▸ Extracted material:
◆ ◆ ◆ ◆ ◆

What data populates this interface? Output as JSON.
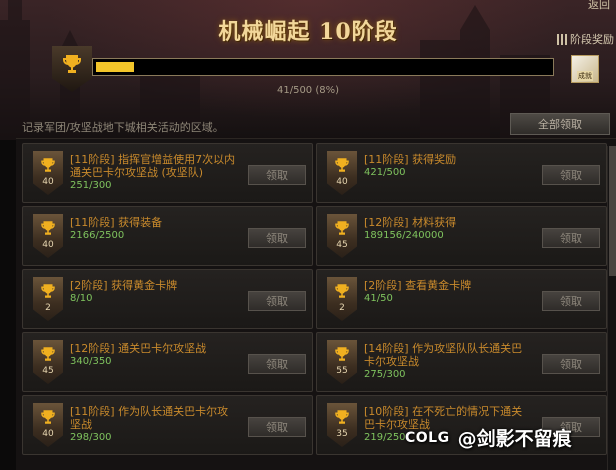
{
  "header": {
    "back_label": "返回",
    "title": "机械崛起 10阶段",
    "stage_reward_label": "阶段奖励",
    "progress_text": "41/500 (8%)",
    "progress_fraction": 0.08,
    "reward_tag": "成就"
  },
  "description": "记录军团/攻坚战地下城相关活动的区域。",
  "claim_all_label": "全部领取",
  "cards": [
    {
      "points": "40",
      "title": "[11阶段] 指挥官增益使用7次以内通关巴卡尔攻坚战 (攻坚队)",
      "progress": "251/300",
      "button": "领取"
    },
    {
      "points": "40",
      "title": "[11阶段] 获得奖励",
      "progress": "421/500",
      "button": "领取"
    },
    {
      "points": "40",
      "title": "[11阶段] 获得装备",
      "progress": "2166/2500",
      "button": "领取"
    },
    {
      "points": "45",
      "title": "[12阶段] 材料获得",
      "progress": "189156/240000",
      "button": "领取"
    },
    {
      "points": "2",
      "title": "[2阶段] 获得黄金卡牌",
      "progress": "8/10",
      "button": "领取"
    },
    {
      "points": "2",
      "title": "[2阶段] 查看黄金卡牌",
      "progress": "41/50",
      "button": "领取"
    },
    {
      "points": "45",
      "title": "[12阶段] 通关巴卡尔攻坚战",
      "progress": "340/350",
      "button": "领取"
    },
    {
      "points": "55",
      "title": "[14阶段] 作为攻坚队队长通关巴卡尔攻坚战",
      "progress": "275/300",
      "button": "领取"
    },
    {
      "points": "40",
      "title": "[11阶段] 作为队长通关巴卡尔攻坚战",
      "progress": "298/300",
      "button": "领取"
    },
    {
      "points": "35",
      "title": "[10阶段] 在不死亡的情况下通关巴卡尔攻坚战",
      "progress": "219/250",
      "button": "领取"
    }
  ],
  "watermark": {
    "brand": "COLG",
    "handle": "@剑影不留痕"
  },
  "colors": {
    "accent_gold": "#f3c52a",
    "title_orange": "#c98a2c",
    "progress_green": "#7fc35e"
  },
  "icons": {
    "trophy": "trophy-icon",
    "stage_reward": "bars-icon"
  }
}
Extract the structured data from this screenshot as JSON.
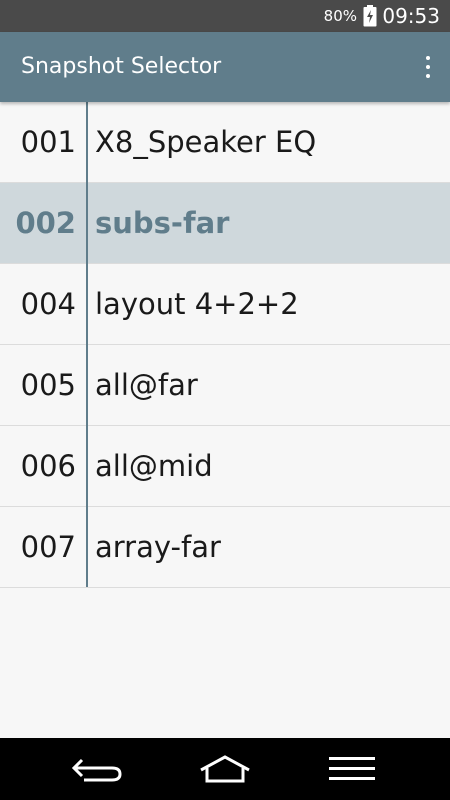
{
  "status_bar": {
    "battery_percent": "80%",
    "battery_icon": "battery-charging-icon",
    "time": "09:53"
  },
  "action_bar": {
    "title": "Snapshot Selector",
    "menu_icon": "overflow-menu-icon"
  },
  "snapshots": [
    {
      "id": "001",
      "name": "X8_Speaker EQ",
      "selected": false
    },
    {
      "id": "002",
      "name": "subs-far",
      "selected": true
    },
    {
      "id": "004",
      "name": "layout 4+2+2",
      "selected": false
    },
    {
      "id": "005",
      "name": "all@far",
      "selected": false
    },
    {
      "id": "006",
      "name": "all@mid",
      "selected": false
    },
    {
      "id": "007",
      "name": "array-far",
      "selected": false
    }
  ],
  "nav_bar": {
    "back_icon": "back-icon",
    "home_icon": "home-icon",
    "menu_icon": "menu-icon"
  },
  "colors": {
    "accent": "#607d8b",
    "selected_row": "#cfd8dc",
    "background": "#f7f7f7"
  }
}
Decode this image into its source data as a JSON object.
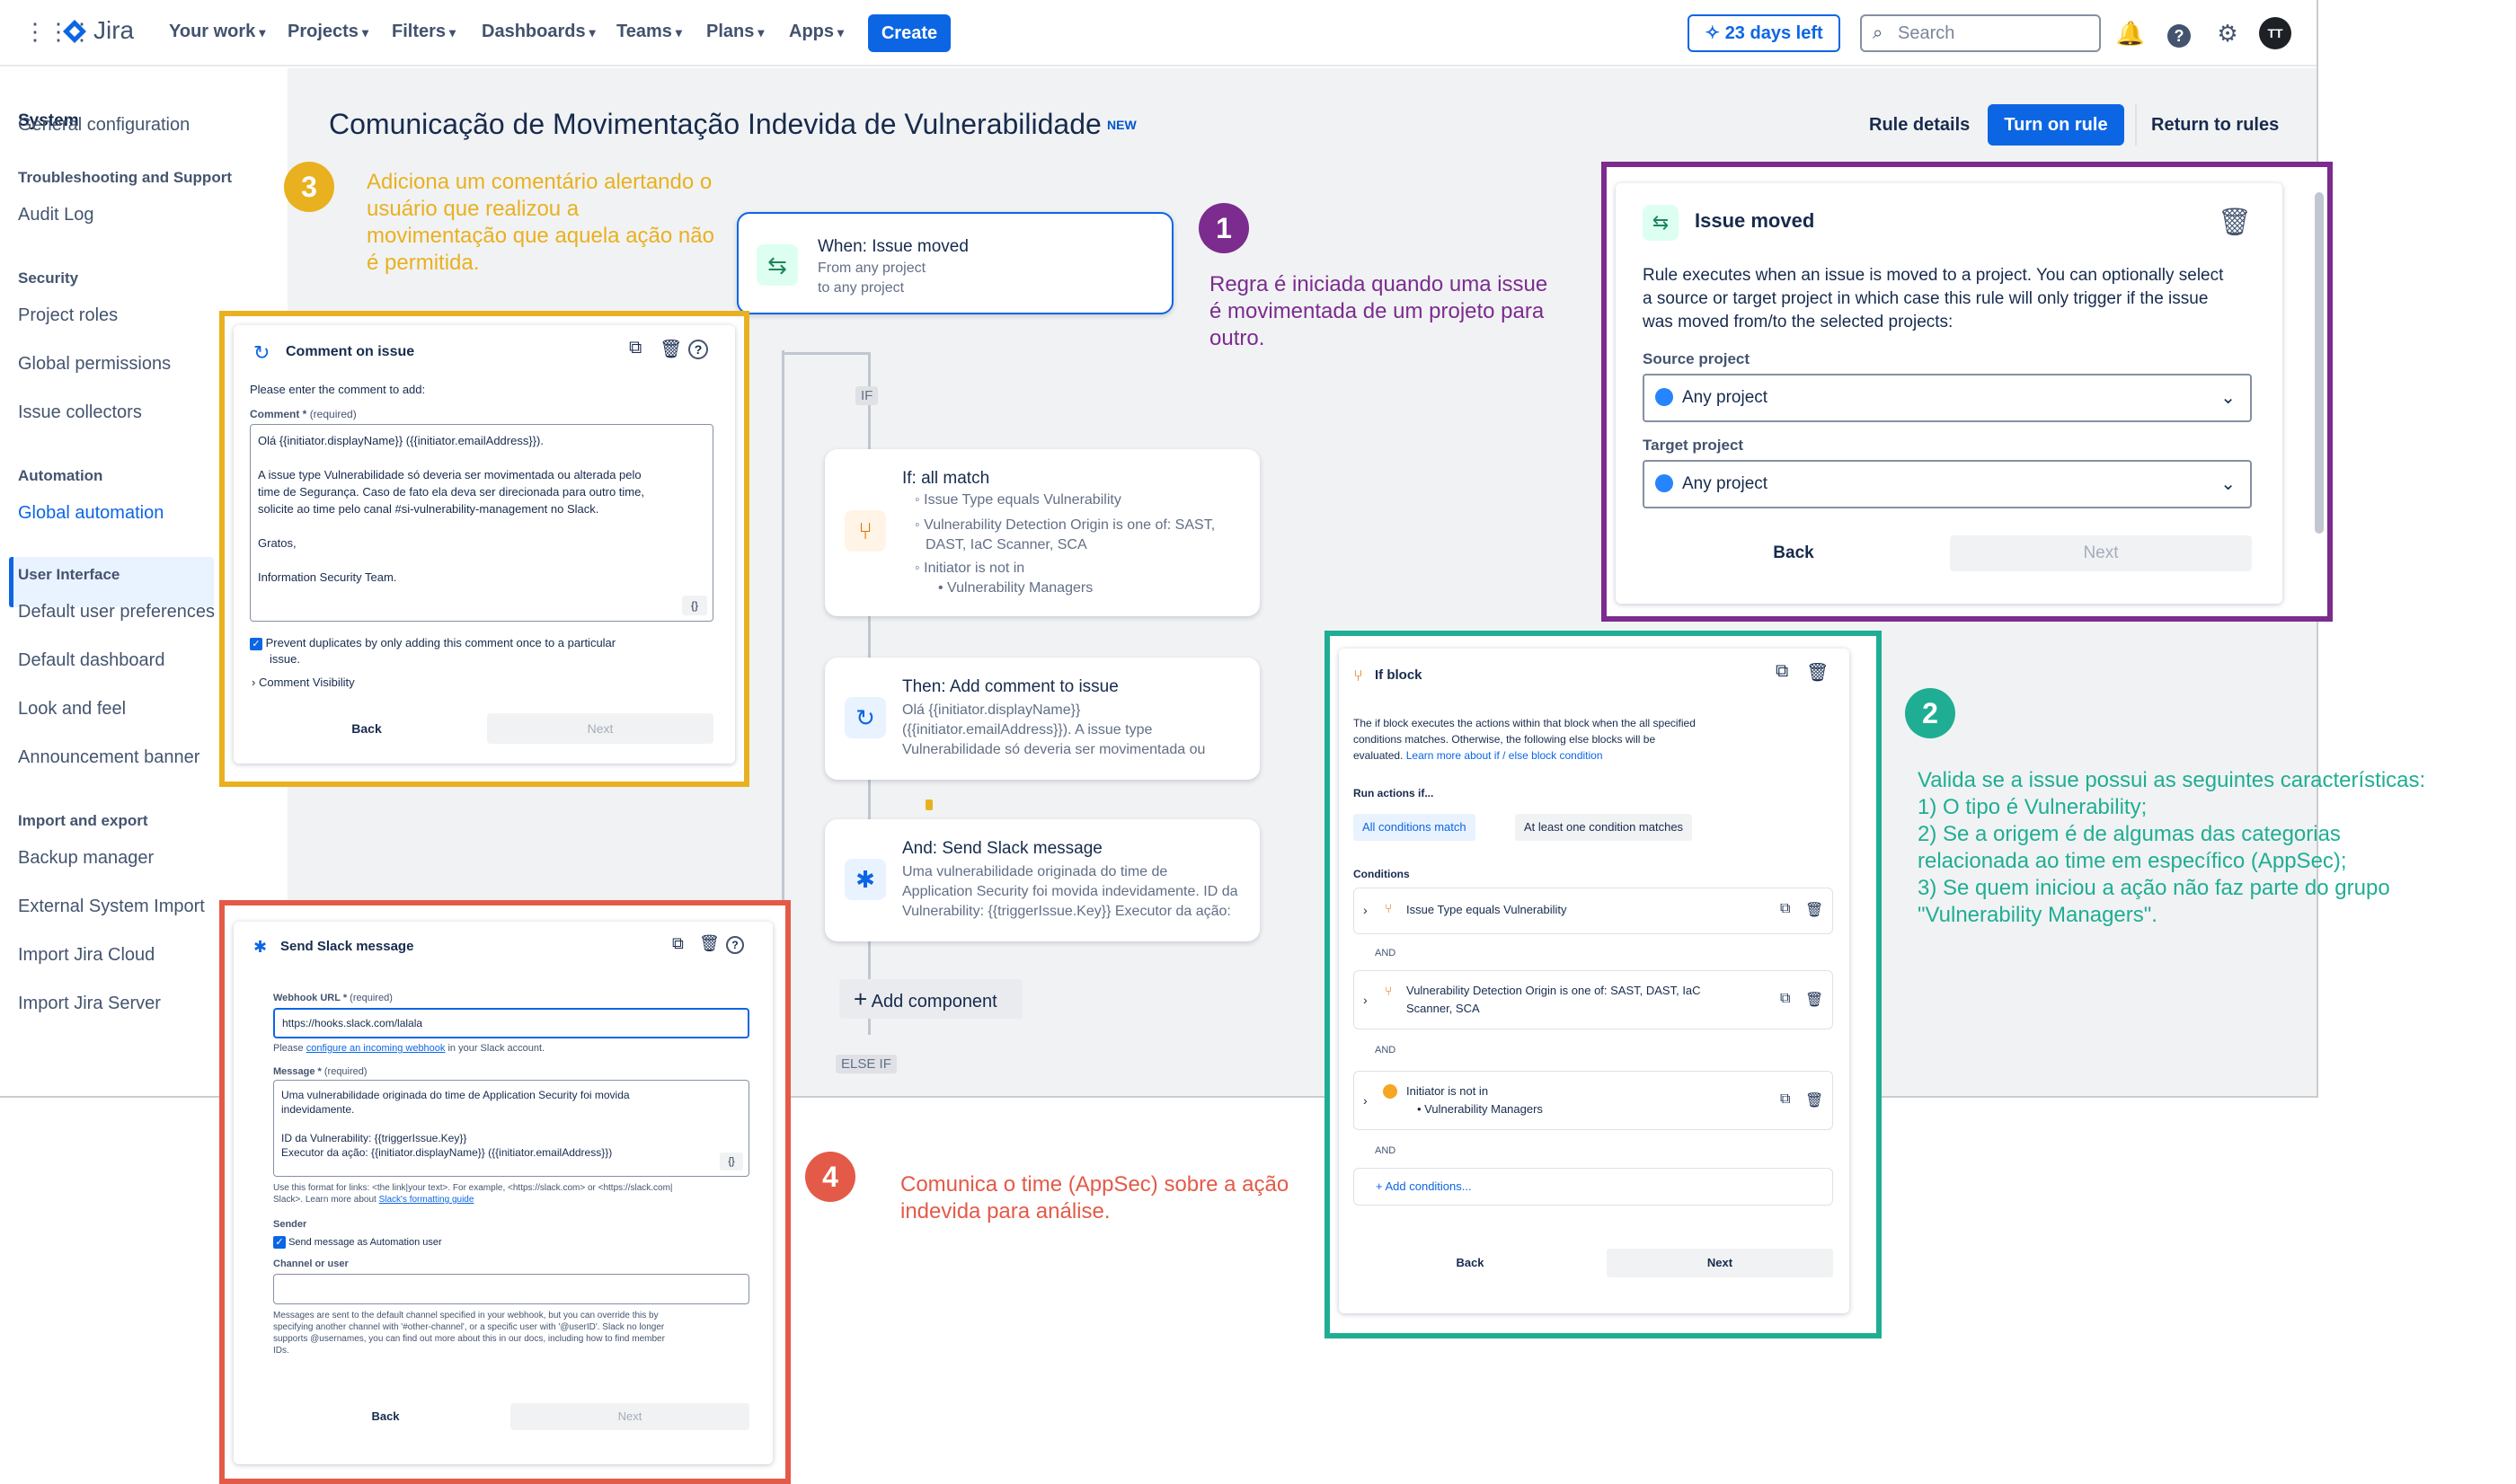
{
  "topnav": {
    "logo": "Jira",
    "items": [
      "Your work",
      "Projects",
      "Filters",
      "Dashboards",
      "Teams",
      "Plans",
      "Apps"
    ],
    "create": "Create",
    "trial": "23 days left",
    "search_placeholder": "Search",
    "avatar": "TT"
  },
  "sidebar": {
    "system": "System",
    "items": [
      {
        "type": "item",
        "label": "General configuration"
      },
      {
        "type": "head",
        "label": "Troubleshooting and Support"
      },
      {
        "type": "item",
        "label": "Audit Log"
      },
      {
        "type": "head",
        "label": "Security"
      },
      {
        "type": "item",
        "label": "Project roles"
      },
      {
        "type": "item",
        "label": "Global permissions"
      },
      {
        "type": "item",
        "label": "Issue collectors"
      },
      {
        "type": "head",
        "label": "Automation"
      },
      {
        "type": "item",
        "label": "Global automation"
      },
      {
        "type": "head",
        "label": "User Interface"
      },
      {
        "type": "item",
        "label": "Default user preferences"
      },
      {
        "type": "item",
        "label": "Default dashboard"
      },
      {
        "type": "item",
        "label": "Look and feel"
      },
      {
        "type": "item",
        "label": "Announcement banner"
      },
      {
        "type": "head",
        "label": "Import and export"
      },
      {
        "type": "item",
        "label": "Backup manager"
      },
      {
        "type": "item",
        "label": "External System Import"
      },
      {
        "type": "item",
        "label": "Import Jira Cloud"
      },
      {
        "type": "item",
        "label": "Import Jira Server"
      }
    ]
  },
  "rule": {
    "title": "Comunicação de Movimentação Indevida de Vulnerabilidade",
    "badge": "NEW",
    "rule_details": "Rule details",
    "turn_on": "Turn on rule",
    "return": "Return to rules"
  },
  "flow": {
    "trigger": {
      "title": "When: Issue moved",
      "sub1": "From any project",
      "sub2": "to any project"
    },
    "if_tag": "IF",
    "ifcard": {
      "title": "If: all match",
      "l1": "Issue Type equals Vulnerability",
      "l2": "Vulnerability Detection Origin is one of: SAST,",
      "l3": "DAST, IaC Scanner, SCA",
      "l4": "Initiator is not in",
      "l5": "Vulnerability Managers"
    },
    "then": {
      "title": "Then: Add comment to issue",
      "l1": "Olá {{initiator.displayName}}",
      "l2": "({{initiator.emailAddress}}). A issue type",
      "l3": "Vulnerabilidade só deveria ser movimentada ou"
    },
    "slack": {
      "title": "And: Send Slack message",
      "l1": "Uma vulnerabilidade originada do time de",
      "l2": "Application Security foi movida indevidamente. ID da",
      "l3": "Vulnerability: {{triggerIssue.Key}} Executor da ação:"
    },
    "add": "Add component",
    "elseif": "ELSE IF"
  },
  "issue_moved": {
    "title": "Issue moved",
    "desc1": "Rule executes when an issue is moved to a project. You can optionally select",
    "desc2": "a source or target project in which case this rule will only trigger if the issue",
    "desc3": "was moved from/to the selected projects:",
    "source_label": "Source project",
    "source_value": "Any project",
    "target_label": "Target project",
    "target_value": "Any project",
    "back": "Back",
    "next": "Next"
  },
  "comment_panel": {
    "title": "Comment on issue",
    "prompt": "Please enter the comment to add:",
    "field_label": "Comment *",
    "required": "(required)",
    "lines": [
      "Olá {{initiator.displayName}} ({{initiator.emailAddress}}).",
      "",
      "A issue type Vulnerabilidade só deveria ser movimentada ou alterada pelo",
      "time de Segurança. Caso de fato ela deva ser direcionada para outro time,",
      "solicite ao time pelo canal #si-vulnerability-management no Slack.",
      "",
      "Gratos,",
      "",
      "Information Security Team."
    ],
    "braces": "{}",
    "checkbox1": "Prevent duplicates by only adding this comment once to a particular",
    "checkbox2": "issue.",
    "visibility": "Comment Visibility",
    "back": "Back",
    "next": "Next"
  },
  "ifblock_panel": {
    "title": "If block",
    "desc1": "The if block executes the actions within that block when the all specified",
    "desc2": "conditions matches. Otherwise, the following else blocks will be",
    "desc3": "evaluated.",
    "learn": "Learn more about if / else block condition",
    "run": "Run actions if...",
    "opt_all": "All conditions match",
    "opt_one": "At least one condition matches",
    "conditions": "Conditions",
    "c1": "Issue Type equals Vulnerability",
    "c2a": "Vulnerability Detection Origin is one of: SAST, DAST, IaC",
    "c2b": "Scanner, SCA",
    "c3a": "Initiator is not in",
    "c3b": "Vulnerability Managers",
    "and": "AND",
    "add": "+ Add conditions...",
    "back": "Back",
    "next": "Next"
  },
  "slack_panel": {
    "title": "Send Slack message",
    "webhook_label": "Webhook URL *",
    "required": "(required)",
    "webhook_value": "https://hooks.slack.com/lalala",
    "please": "Please",
    "configure": "configure an incoming webhook",
    "in_account": "in your Slack account.",
    "message_label": "Message *",
    "msg": [
      "Uma vulnerabilidade originada do time de Application Security foi movida",
      "indevidamente.",
      "",
      "ID da Vulnerability: {{triggerIssue.Key}}",
      "Executor da ação: {{initiator.displayName}} ({{initiator.emailAddress}})"
    ],
    "braces": "{}",
    "fmt1": "Use this format for links: <the link|your text>. For example, <https://slack.com> or <https://slack.com|",
    "fmt2": "Slack>. Learn more about",
    "fmt_link": "Slack's formatting guide",
    "sender": "Sender",
    "sender_chk": "Send message as Automation user",
    "channel": "Channel or user",
    "note": [
      "Messages are sent to the default channel specified in your webhook, but you can override this by",
      "specifying another channel with '#other-channel', or a specific user with '@userID'. Slack no longer",
      "supports @usernames, you can find out more about this in our docs, including how to find member",
      "IDs."
    ],
    "back": "Back",
    "next": "Next"
  },
  "annotations": {
    "n1": "1",
    "t1": [
      "Regra é iniciada quando uma issue",
      "é movimentada de um projeto para",
      "outro."
    ],
    "n2": "2",
    "t2": [
      "Valida se a issue possui as seguintes características:",
      "1) O tipo é Vulnerability;",
      "2) Se a origem é de algumas das categorias",
      "relacionada ao time em específico (AppSec);",
      "3) Se quem iniciou a ação não faz parte do grupo",
      "\"Vulnerability Managers\"."
    ],
    "n3": "3",
    "t3": [
      "Adiciona um comentário alertando o",
      "usuário que realizou a",
      "movimentação que aquela ação não",
      "é permitida."
    ],
    "n4": "4",
    "t4": [
      "Comunica o time (AppSec) sobre a ação",
      "indevida para análise."
    ]
  },
  "colors": {
    "purple": "#7b2c8e",
    "teal": "#1fae93",
    "orange": "#e9b11f",
    "red": "#e45a48",
    "blue": "#0c66e4"
  }
}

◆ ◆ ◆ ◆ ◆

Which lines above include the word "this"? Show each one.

What data populates this interface? Output as JSON.
Extract the structured data from this screenshot as JSON.
Decode this image into its source data as a JSON object.
    "desc2": "a source or target project in which case this rule will only trigger if the issue",
    "checkbox1": "Prevent duplicates by only adding this comment once to a particular",
    "fmt1": "Use this format for links: <the link|your text>. For example, <https://slack.com> or <https://slack.com|",
      "Messages are sent to the default channel specified in your webhook, but you can override this by",
      "supports @usernames, you can find out more about this in our docs, including how to find member",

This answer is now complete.